┌─ Data to examine
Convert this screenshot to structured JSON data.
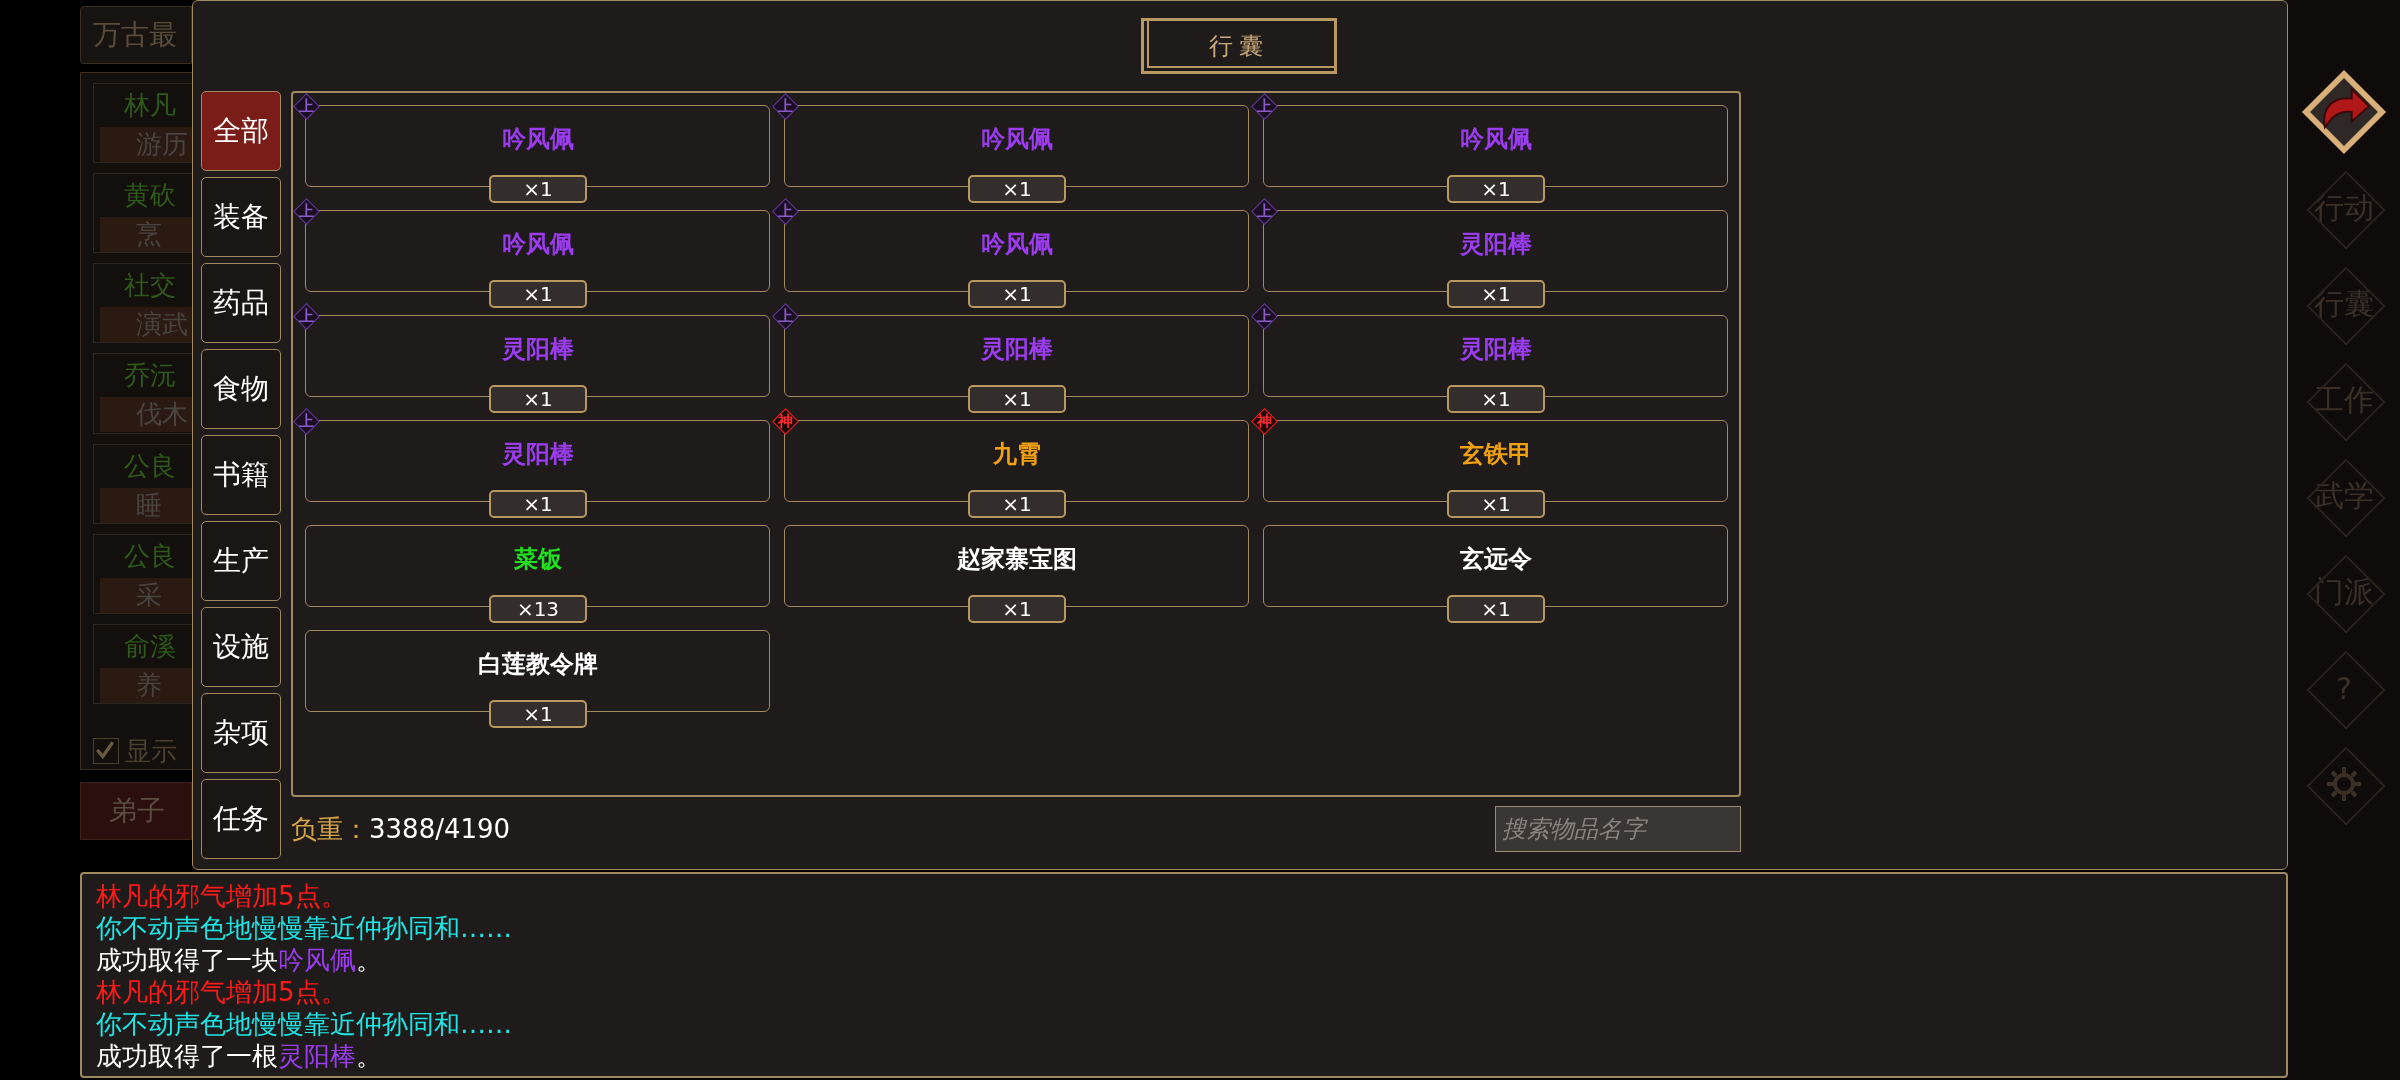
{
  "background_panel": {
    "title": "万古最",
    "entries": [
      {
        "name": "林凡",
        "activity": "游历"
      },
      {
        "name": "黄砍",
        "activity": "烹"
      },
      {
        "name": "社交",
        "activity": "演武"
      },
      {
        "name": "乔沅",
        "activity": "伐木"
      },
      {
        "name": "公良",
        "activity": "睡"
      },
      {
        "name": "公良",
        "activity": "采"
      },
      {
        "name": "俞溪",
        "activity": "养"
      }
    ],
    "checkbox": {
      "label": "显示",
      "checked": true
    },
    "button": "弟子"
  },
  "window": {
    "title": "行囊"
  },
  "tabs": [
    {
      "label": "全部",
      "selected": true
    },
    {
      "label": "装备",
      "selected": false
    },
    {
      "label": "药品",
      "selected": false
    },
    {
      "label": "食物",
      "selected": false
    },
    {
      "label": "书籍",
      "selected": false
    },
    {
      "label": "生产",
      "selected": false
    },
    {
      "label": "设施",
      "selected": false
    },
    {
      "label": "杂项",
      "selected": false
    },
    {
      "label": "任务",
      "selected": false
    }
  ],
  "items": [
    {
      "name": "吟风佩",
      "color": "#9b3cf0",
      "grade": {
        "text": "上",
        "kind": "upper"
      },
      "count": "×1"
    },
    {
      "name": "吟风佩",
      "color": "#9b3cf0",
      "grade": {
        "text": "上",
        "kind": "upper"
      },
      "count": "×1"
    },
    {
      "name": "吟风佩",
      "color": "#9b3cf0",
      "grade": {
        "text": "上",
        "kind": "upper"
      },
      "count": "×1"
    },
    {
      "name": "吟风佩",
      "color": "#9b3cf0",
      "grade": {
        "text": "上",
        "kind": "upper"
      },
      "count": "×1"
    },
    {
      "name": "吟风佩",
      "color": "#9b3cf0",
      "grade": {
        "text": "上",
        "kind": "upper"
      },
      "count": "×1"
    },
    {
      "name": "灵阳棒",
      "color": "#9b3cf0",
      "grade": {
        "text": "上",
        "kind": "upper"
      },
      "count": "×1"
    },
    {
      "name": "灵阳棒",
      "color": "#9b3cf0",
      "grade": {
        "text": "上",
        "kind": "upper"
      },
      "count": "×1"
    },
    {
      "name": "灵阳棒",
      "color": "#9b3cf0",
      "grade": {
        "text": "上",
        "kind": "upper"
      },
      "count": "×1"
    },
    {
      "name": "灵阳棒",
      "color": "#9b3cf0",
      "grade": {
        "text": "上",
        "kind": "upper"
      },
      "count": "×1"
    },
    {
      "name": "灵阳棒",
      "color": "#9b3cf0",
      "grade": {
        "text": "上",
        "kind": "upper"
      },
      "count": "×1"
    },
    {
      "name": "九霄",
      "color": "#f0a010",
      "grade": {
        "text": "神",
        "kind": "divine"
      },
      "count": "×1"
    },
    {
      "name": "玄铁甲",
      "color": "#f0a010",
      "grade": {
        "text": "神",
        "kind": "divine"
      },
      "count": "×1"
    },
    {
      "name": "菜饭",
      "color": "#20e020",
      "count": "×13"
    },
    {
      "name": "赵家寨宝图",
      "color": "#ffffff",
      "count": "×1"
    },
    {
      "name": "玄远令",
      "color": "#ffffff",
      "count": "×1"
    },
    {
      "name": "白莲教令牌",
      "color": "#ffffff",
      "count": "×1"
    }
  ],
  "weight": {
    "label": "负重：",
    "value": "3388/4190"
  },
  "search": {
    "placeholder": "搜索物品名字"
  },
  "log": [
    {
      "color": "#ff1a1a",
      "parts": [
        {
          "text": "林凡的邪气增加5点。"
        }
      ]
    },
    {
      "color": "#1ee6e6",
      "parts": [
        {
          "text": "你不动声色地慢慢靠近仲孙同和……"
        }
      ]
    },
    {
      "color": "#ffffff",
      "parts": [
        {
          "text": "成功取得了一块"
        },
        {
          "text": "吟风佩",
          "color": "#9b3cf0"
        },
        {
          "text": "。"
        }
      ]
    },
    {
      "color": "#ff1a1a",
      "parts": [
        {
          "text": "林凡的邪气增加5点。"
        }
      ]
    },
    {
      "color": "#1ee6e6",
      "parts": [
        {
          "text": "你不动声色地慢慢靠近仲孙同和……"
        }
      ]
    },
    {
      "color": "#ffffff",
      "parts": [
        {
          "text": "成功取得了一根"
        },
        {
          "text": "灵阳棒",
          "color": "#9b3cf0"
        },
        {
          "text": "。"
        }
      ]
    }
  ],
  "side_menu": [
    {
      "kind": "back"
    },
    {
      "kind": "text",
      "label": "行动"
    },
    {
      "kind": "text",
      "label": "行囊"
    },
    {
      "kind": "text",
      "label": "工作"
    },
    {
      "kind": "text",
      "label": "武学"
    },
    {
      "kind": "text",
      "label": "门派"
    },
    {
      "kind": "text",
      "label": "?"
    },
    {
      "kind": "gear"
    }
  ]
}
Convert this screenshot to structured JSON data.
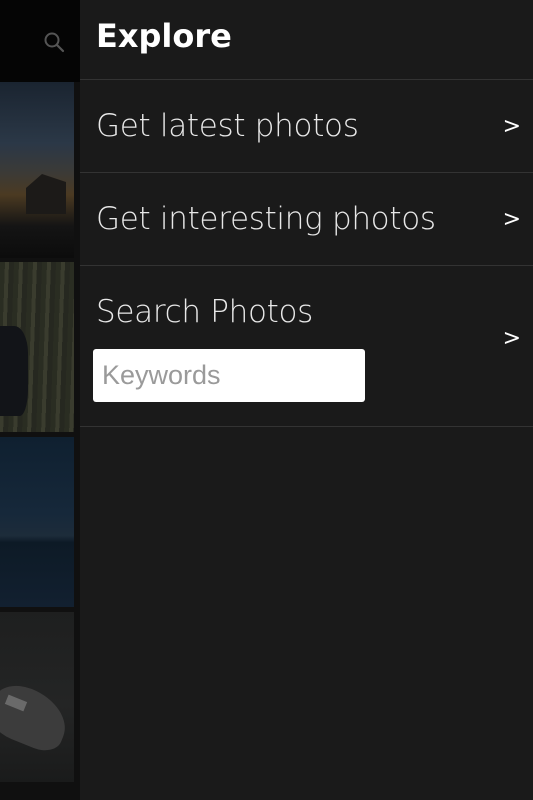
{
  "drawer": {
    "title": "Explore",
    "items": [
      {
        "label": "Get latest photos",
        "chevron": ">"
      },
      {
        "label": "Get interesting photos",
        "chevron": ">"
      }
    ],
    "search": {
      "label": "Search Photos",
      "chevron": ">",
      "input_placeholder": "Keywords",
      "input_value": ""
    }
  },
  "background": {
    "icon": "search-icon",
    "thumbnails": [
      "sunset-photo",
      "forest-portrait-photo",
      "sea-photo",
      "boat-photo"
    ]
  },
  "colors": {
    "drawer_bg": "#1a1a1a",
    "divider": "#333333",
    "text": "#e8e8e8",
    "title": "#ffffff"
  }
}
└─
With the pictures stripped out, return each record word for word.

> **Exercise answer**
Convert this screenshot to structured JSON data.
{
  "background_panel": {
    "title": "万古最",
    "entries": [
      {
        "name": "林凡",
        "activity": "游历"
      },
      {
        "name": "黄砍",
        "activity": "烹"
      },
      {
        "name": "社交",
        "activity": "演武"
      },
      {
        "name": "乔沅",
        "activity": "伐木"
      },
      {
        "name": "公良",
        "activity": "睡"
      },
      {
        "name": "公良",
        "activity": "采"
      },
      {
        "name": "俞溪",
        "activity": "养"
      }
    ],
    "checkbox": {
      "label": "显示",
      "checked": true
    },
    "button": "弟子"
  },
  "window": {
    "title": "行囊"
  },
  "tabs": [
    {
      "label": "全部",
      "selected": true
    },
    {
      "label": "装备",
      "selected": false
    },
    {
      "label": "药品",
      "selected": false
    },
    {
      "label": "食物",
      "selected": false
    },
    {
      "label": "书籍",
      "selected": false
    },
    {
      "label": "生产",
      "selected": false
    },
    {
      "label": "设施",
      "selected": false
    },
    {
      "label": "杂项",
      "selected": false
    },
    {
      "label": "任务",
      "selected": false
    }
  ],
  "items": [
    {
      "name": "吟风佩",
      "color": "#9b3cf0",
      "grade": {
        "text": "上",
        "kind": "upper"
      },
      "count": "×1"
    },
    {
      "name": "吟风佩",
      "color": "#9b3cf0",
      "grade": {
        "text": "上",
        "kind": "upper"
      },
      "count": "×1"
    },
    {
      "name": "吟风佩",
      "color": "#9b3cf0",
      "grade": {
        "text": "上",
        "kind": "upper"
      },
      "count": "×1"
    },
    {
      "name": "吟风佩",
      "color": "#9b3cf0",
      "grade": {
        "text": "上",
        "kind": "upper"
      },
      "count": "×1"
    },
    {
      "name": "吟风佩",
      "color": "#9b3cf0",
      "grade": {
        "text": "上",
        "kind": "upper"
      },
      "count": "×1"
    },
    {
      "name": "灵阳棒",
      "color": "#9b3cf0",
      "grade": {
        "text": "上",
        "kind": "upper"
      },
      "count": "×1"
    },
    {
      "name": "灵阳棒",
      "color": "#9b3cf0",
      "grade": {
        "text": "上",
        "kind": "upper"
      },
      "count": "×1"
    },
    {
      "name": "灵阳棒",
      "color": "#9b3cf0",
      "grade": {
        "text": "上",
        "kind": "upper"
      },
      "count": "×1"
    },
    {
      "name": "灵阳棒",
      "color": "#9b3cf0",
      "grade": {
        "text": "上",
        "kind": "upper"
      },
      "count": "×1"
    },
    {
      "name": "灵阳棒",
      "color": "#9b3cf0",
      "grade": {
        "text": "上",
        "kind": "upper"
      },
      "count": "×1"
    },
    {
      "name": "九霄",
      "color": "#f0a010",
      "grade": {
        "text": "神",
        "kind": "divine"
      },
      "count": "×1"
    },
    {
      "name": "玄铁甲",
      "color": "#f0a010",
      "grade": {
        "text": "神",
        "kind": "divine"
      },
      "count": "×1"
    },
    {
      "name": "菜饭",
      "color": "#20e020",
      "count": "×13"
    },
    {
      "name": "赵家寨宝图",
      "color": "#ffffff",
      "count": "×1"
    },
    {
      "name": "玄远令",
      "color": "#ffffff",
      "count": "×1"
    },
    {
      "name": "白莲教令牌",
      "color": "#ffffff",
      "count": "×1"
    }
  ],
  "weight": {
    "label": "负重：",
    "value": "3388/4190"
  },
  "search": {
    "placeholder": "搜索物品名字"
  },
  "log": [
    {
      "color": "#ff1a1a",
      "parts": [
        {
          "text": "林凡的邪气增加5点。"
        }
      ]
    },
    {
      "color": "#1ee6e6",
      "parts": [
        {
          "text": "你不动声色地慢慢靠近仲孙同和……"
        }
      ]
    },
    {
      "color": "#ffffff",
      "parts": [
        {
          "text": "成功取得了一块"
        },
        {
          "text": "吟风佩",
          "color": "#9b3cf0"
        },
        {
          "text": "。"
        }
      ]
    },
    {
      "color": "#ff1a1a",
      "parts": [
        {
          "text": "林凡的邪气增加5点。"
        }
      ]
    },
    {
      "color": "#1ee6e6",
      "parts": [
        {
          "text": "你不动声色地慢慢靠近仲孙同和……"
        }
      ]
    },
    {
      "color": "#ffffff",
      "parts": [
        {
          "text": "成功取得了一根"
        },
        {
          "text": "灵阳棒",
          "color": "#9b3cf0"
        },
        {
          "text": "。"
        }
      ]
    }
  ],
  "side_menu": [
    {
      "kind": "back"
    },
    {
      "kind": "text",
      "label": "行动"
    },
    {
      "kind": "text",
      "label": "行囊"
    },
    {
      "kind": "text",
      "label": "工作"
    },
    {
      "kind": "text",
      "label": "武学"
    },
    {
      "kind": "text",
      "label": "门派"
    },
    {
      "kind": "text",
      "label": "?"
    },
    {
      "kind": "gear"
    }
  ]
}
Convert this screenshot to structured JSON data.
{
  "drawer": {
    "title": "Explore",
    "items": [
      {
        "label": "Get latest photos",
        "chevron": ">"
      },
      {
        "label": "Get interesting photos",
        "chevron": ">"
      }
    ],
    "search": {
      "label": "Search Photos",
      "chevron": ">",
      "input_placeholder": "Keywords",
      "input_value": ""
    }
  },
  "background": {
    "icon": "search-icon",
    "thumbnails": [
      "sunset-photo",
      "forest-portrait-photo",
      "sea-photo",
      "boat-photo"
    ]
  },
  "colors": {
    "drawer_bg": "#1a1a1a",
    "divider": "#333333",
    "text": "#e8e8e8",
    "title": "#ffffff"
  }
}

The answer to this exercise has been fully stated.